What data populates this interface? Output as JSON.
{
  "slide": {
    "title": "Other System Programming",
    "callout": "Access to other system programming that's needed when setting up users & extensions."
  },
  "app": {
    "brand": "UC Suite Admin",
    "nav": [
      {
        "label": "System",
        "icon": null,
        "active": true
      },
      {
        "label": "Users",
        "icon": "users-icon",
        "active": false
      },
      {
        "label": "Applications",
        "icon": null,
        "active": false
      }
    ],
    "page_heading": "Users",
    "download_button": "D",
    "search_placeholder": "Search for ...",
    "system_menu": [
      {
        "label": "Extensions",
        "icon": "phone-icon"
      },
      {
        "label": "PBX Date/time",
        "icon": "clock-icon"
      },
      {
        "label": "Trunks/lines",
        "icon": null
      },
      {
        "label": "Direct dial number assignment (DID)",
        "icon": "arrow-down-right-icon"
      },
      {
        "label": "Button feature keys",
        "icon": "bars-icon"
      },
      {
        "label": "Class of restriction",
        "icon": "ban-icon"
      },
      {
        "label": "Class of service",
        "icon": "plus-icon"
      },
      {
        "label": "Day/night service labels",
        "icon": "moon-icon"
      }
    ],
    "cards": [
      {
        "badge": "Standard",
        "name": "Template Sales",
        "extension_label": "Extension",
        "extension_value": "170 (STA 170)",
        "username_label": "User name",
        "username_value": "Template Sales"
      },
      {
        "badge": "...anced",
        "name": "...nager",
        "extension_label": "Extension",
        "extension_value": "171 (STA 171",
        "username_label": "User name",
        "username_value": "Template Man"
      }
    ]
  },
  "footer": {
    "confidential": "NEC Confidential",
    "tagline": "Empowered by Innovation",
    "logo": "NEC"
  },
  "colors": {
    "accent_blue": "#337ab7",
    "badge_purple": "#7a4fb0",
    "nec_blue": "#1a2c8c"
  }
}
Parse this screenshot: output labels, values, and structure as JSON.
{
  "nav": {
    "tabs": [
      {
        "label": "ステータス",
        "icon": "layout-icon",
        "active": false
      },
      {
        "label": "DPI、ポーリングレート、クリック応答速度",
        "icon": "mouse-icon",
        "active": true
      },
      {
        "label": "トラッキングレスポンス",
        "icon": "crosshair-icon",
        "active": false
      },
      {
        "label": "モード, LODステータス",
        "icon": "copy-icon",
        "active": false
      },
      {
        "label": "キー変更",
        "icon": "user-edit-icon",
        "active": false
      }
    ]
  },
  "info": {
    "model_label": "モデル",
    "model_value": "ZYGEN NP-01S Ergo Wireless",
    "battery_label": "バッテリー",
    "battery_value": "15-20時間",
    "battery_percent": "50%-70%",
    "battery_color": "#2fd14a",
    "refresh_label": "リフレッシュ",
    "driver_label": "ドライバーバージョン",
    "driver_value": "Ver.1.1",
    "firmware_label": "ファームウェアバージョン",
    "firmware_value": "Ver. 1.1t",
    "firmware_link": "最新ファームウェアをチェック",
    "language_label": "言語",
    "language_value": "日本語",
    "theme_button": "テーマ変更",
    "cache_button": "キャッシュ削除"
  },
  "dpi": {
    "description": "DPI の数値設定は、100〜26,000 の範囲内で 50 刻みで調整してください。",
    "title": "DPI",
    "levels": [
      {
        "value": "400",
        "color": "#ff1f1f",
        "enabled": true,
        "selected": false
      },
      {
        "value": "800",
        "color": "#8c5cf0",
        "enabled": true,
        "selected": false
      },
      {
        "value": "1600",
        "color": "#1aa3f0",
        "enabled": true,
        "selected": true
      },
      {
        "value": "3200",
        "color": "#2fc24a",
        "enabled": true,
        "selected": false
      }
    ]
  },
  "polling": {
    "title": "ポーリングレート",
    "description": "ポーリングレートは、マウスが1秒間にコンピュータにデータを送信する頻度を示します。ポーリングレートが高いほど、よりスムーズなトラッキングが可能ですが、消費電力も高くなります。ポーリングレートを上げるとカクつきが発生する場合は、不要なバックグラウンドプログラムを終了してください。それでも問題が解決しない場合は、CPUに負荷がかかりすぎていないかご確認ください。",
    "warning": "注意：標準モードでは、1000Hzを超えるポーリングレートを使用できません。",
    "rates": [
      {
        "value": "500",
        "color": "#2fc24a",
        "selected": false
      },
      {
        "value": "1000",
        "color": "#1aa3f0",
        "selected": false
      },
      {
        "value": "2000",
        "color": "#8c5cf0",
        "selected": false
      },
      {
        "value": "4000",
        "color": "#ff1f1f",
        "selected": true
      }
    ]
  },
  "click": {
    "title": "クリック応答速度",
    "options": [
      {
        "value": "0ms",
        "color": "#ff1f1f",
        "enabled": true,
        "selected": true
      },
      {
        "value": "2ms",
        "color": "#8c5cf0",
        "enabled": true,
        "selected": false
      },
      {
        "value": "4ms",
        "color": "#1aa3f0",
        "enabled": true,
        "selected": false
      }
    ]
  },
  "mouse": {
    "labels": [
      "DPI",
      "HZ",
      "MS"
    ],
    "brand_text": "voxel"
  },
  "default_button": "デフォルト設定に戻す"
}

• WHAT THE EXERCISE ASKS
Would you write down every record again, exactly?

• YOUR SOLUTION
What data populates this interface? Output as JSON.
{
  "slide": {
    "title": "Other System Programming",
    "callout": "Access to other system programming that's needed when setting up users & extensions."
  },
  "app": {
    "brand": "UC Suite Admin",
    "nav": [
      {
        "label": "System",
        "icon": null,
        "active": true
      },
      {
        "label": "Users",
        "icon": "users-icon",
        "active": false
      },
      {
        "label": "Applications",
        "icon": null,
        "active": false
      }
    ],
    "page_heading": "Users",
    "download_button": "D",
    "search_placeholder": "Search for ...",
    "system_menu": [
      {
        "label": "Extensions",
        "icon": "phone-icon"
      },
      {
        "label": "PBX Date/time",
        "icon": "clock-icon"
      },
      {
        "label": "Trunks/lines",
        "icon": null
      },
      {
        "label": "Direct dial number assignment (DID)",
        "icon": "arrow-down-right-icon"
      },
      {
        "label": "Button feature keys",
        "icon": "bars-icon"
      },
      {
        "label": "Class of restriction",
        "icon": "ban-icon"
      },
      {
        "label": "Class of service",
        "icon": "plus-icon"
      },
      {
        "label": "Day/night service labels",
        "icon": "moon-icon"
      }
    ],
    "cards": [
      {
        "badge": "Standard",
        "name": "Template Sales",
        "extension_label": "Extension",
        "extension_value": "170 (STA 170)",
        "username_label": "User name",
        "username_value": "Template Sales"
      },
      {
        "badge": "...anced",
        "name": "...nager",
        "extension_label": "Extension",
        "extension_value": "171 (STA 171",
        "username_label": "User name",
        "username_value": "Template Man"
      }
    ]
  },
  "footer": {
    "confidential": "NEC Confidential",
    "tagline": "Empowered by Innovation",
    "logo": "NEC"
  },
  "colors": {
    "accent_blue": "#337ab7",
    "badge_purple": "#7a4fb0",
    "nec_blue": "#1a2c8c"
  }
}
Parse this screenshot: output labels, values, and structure as JSON.
{
  "nav": {
    "tabs": [
      {
        "label": "ステータス",
        "icon": "layout-icon",
        "active": false
      },
      {
        "label": "DPI、ポーリングレート、クリック応答速度",
        "icon": "mouse-icon",
        "active": true
      },
      {
        "label": "トラッキングレスポンス",
        "icon": "crosshair-icon",
        "active": false
      },
      {
        "label": "モード, LODステータス",
        "icon": "copy-icon",
        "active": false
      },
      {
        "label": "キー変更",
        "icon": "user-edit-icon",
        "active": false
      }
    ]
  },
  "info": {
    "model_label": "モデル",
    "model_value": "ZYGEN NP-01S Ergo Wireless",
    "battery_label": "バッテリー",
    "battery_value": "15-20時間",
    "battery_percent": "50%-70%",
    "battery_color": "#2fd14a",
    "refresh_label": "リフレッシュ",
    "driver_label": "ドライバーバージョン",
    "driver_value": "Ver.1.1",
    "firmware_label": "ファームウェアバージョン",
    "firmware_value": "Ver. 1.1t",
    "firmware_link": "最新ファームウェアをチェック",
    "language_label": "言語",
    "language_value": "日本語",
    "theme_button": "テーマ変更",
    "cache_button": "キャッシュ削除"
  },
  "dpi": {
    "description": "DPI の数値設定は、100〜26,000 の範囲内で 50 刻みで調整してください。",
    "title": "DPI",
    "levels": [
      {
        "value": "400",
        "color": "#ff1f1f",
        "enabled": true,
        "selected": false
      },
      {
        "value": "800",
        "color": "#8c5cf0",
        "enabled": true,
        "selected": false
      },
      {
        "value": "1600",
        "color": "#1aa3f0",
        "enabled": true,
        "selected": true
      },
      {
        "value": "3200",
        "color": "#2fc24a",
        "enabled": true,
        "selected": false
      }
    ]
  },
  "polling": {
    "title": "ポーリングレート",
    "description": "ポーリングレートは、マウスが1秒間にコンピュータにデータを送信する頻度を示します。ポーリングレートが高いほど、よりスムーズなトラッキングが可能ですが、消費電力も高くなります。ポーリングレートを上げるとカクつきが発生する場合は、不要なバックグラウンドプログラムを終了してください。それでも問題が解決しない場合は、CPUに負荷がかかりすぎていないかご確認ください。",
    "warning": "注意：標準モードでは、1000Hzを超えるポーリングレートを使用できません。",
    "rates": [
      {
        "value": "500",
        "color": "#2fc24a",
        "selected": false
      },
      {
        "value": "1000",
        "color": "#1aa3f0",
        "selected": false
      },
      {
        "value": "2000",
        "color": "#8c5cf0",
        "selected": false
      },
      {
        "value": "4000",
        "color": "#ff1f1f",
        "selected": true
      }
    ]
  },
  "click": {
    "title": "クリック応答速度",
    "options": [
      {
        "value": "0ms",
        "color": "#ff1f1f",
        "enabled": true,
        "selected": true
      },
      {
        "value": "2ms",
        "color": "#8c5cf0",
        "enabled": true,
        "selected": false
      },
      {
        "value": "4ms",
        "color": "#1aa3f0",
        "enabled": true,
        "selected": false
      }
    ]
  },
  "mouse": {
    "labels": [
      "DPI",
      "HZ",
      "MS"
    ],
    "brand_text": "voxel"
  },
  "default_button": "デフォルト設定に戻す"
}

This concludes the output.